**Task**
From the entries that follow, extract each line holding the string "JSON".

**Material for this exercise**

====================

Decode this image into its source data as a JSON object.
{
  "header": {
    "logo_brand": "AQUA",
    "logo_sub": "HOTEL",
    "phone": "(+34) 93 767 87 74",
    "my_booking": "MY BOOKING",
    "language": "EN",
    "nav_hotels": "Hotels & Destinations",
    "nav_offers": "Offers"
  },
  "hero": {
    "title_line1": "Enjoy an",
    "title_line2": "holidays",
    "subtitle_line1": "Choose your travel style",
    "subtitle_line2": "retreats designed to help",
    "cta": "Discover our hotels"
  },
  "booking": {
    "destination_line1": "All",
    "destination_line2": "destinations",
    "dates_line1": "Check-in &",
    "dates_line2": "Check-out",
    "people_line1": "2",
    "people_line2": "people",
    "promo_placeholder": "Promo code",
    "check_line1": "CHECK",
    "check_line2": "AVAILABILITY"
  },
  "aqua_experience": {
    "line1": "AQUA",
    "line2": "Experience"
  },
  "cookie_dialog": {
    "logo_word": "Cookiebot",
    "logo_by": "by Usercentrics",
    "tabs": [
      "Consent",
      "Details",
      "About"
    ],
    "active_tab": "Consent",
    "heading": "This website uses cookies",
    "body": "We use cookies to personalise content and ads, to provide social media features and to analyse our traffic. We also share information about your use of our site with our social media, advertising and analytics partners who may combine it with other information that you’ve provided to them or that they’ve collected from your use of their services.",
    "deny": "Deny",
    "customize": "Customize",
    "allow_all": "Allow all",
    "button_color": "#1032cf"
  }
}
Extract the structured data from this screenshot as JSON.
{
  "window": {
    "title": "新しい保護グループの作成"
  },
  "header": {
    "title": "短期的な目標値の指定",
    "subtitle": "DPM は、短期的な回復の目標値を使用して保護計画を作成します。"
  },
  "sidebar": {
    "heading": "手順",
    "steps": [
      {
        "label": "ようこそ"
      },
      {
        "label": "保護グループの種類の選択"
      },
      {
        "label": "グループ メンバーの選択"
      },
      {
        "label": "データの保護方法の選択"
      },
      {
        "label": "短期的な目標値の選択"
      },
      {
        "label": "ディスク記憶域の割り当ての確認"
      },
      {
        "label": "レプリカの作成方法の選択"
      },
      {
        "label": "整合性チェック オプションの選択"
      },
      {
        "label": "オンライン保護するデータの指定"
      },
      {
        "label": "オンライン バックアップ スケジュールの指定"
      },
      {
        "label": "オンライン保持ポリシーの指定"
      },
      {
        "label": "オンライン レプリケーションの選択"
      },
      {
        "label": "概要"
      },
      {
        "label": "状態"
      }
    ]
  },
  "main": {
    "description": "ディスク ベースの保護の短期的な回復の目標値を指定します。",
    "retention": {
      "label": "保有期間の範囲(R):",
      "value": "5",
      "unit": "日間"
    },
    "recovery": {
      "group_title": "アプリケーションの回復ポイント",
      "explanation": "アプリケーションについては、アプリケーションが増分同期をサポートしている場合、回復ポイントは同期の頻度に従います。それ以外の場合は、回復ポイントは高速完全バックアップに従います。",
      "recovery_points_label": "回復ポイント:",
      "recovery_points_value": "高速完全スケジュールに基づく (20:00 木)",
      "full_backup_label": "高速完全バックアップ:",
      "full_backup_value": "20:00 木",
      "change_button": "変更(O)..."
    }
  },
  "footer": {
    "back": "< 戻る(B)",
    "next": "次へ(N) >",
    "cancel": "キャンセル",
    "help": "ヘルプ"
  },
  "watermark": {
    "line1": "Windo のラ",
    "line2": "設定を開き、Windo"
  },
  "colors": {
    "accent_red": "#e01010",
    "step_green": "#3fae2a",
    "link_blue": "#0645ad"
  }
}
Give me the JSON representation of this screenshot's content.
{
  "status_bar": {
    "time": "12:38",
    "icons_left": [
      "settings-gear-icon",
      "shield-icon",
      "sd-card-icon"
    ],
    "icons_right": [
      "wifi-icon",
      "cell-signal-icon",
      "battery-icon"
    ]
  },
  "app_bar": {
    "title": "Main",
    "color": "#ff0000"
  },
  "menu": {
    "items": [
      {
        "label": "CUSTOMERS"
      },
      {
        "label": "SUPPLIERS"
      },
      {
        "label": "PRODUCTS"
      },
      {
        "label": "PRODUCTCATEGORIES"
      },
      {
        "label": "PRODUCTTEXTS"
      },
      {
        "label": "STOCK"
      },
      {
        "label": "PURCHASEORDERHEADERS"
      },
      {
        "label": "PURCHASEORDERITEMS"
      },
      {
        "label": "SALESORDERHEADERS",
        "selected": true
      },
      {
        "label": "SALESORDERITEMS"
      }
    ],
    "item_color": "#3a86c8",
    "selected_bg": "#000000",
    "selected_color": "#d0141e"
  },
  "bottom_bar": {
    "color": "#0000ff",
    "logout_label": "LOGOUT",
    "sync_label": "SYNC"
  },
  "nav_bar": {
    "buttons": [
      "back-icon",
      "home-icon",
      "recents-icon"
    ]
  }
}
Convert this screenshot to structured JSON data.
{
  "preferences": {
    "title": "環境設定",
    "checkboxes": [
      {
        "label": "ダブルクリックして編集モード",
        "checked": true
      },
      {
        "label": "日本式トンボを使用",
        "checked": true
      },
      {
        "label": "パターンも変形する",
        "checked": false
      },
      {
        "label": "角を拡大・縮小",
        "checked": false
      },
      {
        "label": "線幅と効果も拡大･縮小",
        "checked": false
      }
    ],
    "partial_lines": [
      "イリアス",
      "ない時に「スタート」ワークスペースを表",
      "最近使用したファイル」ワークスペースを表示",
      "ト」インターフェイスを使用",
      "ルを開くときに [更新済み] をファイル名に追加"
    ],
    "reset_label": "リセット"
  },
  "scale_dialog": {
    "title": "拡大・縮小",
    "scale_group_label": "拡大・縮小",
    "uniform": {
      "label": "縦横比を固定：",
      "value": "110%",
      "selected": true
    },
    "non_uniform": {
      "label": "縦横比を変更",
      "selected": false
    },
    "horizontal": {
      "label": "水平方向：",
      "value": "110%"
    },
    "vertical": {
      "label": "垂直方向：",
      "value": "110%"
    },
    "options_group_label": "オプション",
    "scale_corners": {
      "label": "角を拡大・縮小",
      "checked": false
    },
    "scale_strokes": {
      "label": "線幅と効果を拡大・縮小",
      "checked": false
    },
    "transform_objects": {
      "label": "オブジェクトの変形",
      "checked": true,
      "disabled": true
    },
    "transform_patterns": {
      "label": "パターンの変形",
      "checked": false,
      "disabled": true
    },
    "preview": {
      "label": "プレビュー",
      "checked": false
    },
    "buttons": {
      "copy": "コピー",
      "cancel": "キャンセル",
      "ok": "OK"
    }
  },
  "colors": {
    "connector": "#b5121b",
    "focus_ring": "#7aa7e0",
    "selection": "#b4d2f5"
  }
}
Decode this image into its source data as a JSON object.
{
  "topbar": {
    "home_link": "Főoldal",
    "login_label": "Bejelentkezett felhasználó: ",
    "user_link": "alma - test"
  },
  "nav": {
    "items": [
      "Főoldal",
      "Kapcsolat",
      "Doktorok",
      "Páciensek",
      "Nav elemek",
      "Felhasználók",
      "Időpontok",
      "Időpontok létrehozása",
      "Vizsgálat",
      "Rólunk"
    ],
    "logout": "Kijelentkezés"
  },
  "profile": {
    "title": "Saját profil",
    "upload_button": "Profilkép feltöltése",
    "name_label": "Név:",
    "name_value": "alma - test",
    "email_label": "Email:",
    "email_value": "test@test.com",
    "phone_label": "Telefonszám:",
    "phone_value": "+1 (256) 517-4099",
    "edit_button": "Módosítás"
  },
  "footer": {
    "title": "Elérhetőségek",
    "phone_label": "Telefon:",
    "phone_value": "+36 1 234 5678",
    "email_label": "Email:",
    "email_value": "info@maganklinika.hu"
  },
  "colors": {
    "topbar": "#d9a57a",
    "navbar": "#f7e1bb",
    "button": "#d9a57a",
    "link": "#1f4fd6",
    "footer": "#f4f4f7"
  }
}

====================

**Exercise response**
Decode this image into its source data as a JSON object.
Extract the structured data from this screenshot as JSON.
Give me the JSON representation of this screenshot's content.
Convert this screenshot to structured JSON data.
Decode this image into its source data as a JSON object.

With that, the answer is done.